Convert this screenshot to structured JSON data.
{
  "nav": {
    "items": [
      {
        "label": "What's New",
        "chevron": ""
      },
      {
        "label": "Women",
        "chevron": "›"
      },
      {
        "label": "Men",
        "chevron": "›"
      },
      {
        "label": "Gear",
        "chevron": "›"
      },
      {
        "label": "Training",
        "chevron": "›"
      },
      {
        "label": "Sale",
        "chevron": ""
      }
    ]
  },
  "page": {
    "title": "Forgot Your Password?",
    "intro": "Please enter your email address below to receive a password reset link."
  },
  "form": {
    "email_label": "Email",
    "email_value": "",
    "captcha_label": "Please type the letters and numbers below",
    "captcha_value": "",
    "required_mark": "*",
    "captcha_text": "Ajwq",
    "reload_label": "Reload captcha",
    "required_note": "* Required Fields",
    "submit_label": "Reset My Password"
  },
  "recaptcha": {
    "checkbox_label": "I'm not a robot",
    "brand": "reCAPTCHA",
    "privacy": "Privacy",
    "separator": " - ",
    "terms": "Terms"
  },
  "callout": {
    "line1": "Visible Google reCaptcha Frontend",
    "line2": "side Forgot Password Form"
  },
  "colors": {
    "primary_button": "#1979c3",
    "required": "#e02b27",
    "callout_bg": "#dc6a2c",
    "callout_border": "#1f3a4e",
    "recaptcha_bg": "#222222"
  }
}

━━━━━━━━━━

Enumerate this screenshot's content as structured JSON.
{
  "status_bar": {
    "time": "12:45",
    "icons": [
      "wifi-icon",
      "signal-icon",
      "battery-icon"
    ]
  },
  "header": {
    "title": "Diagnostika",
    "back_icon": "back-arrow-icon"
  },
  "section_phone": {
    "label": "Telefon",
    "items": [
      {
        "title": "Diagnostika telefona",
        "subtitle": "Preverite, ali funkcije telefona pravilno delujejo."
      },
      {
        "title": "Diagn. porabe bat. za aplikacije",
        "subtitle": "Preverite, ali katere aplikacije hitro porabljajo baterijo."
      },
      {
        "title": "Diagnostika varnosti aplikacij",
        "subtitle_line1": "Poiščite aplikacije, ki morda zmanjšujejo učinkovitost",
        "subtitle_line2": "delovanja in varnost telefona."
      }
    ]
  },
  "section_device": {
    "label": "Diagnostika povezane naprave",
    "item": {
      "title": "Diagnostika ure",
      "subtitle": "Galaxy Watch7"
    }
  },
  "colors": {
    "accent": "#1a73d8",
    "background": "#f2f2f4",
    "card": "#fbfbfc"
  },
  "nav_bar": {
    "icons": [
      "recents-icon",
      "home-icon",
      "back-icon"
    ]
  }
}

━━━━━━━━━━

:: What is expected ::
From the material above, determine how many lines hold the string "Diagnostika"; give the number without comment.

:: Answer ::
5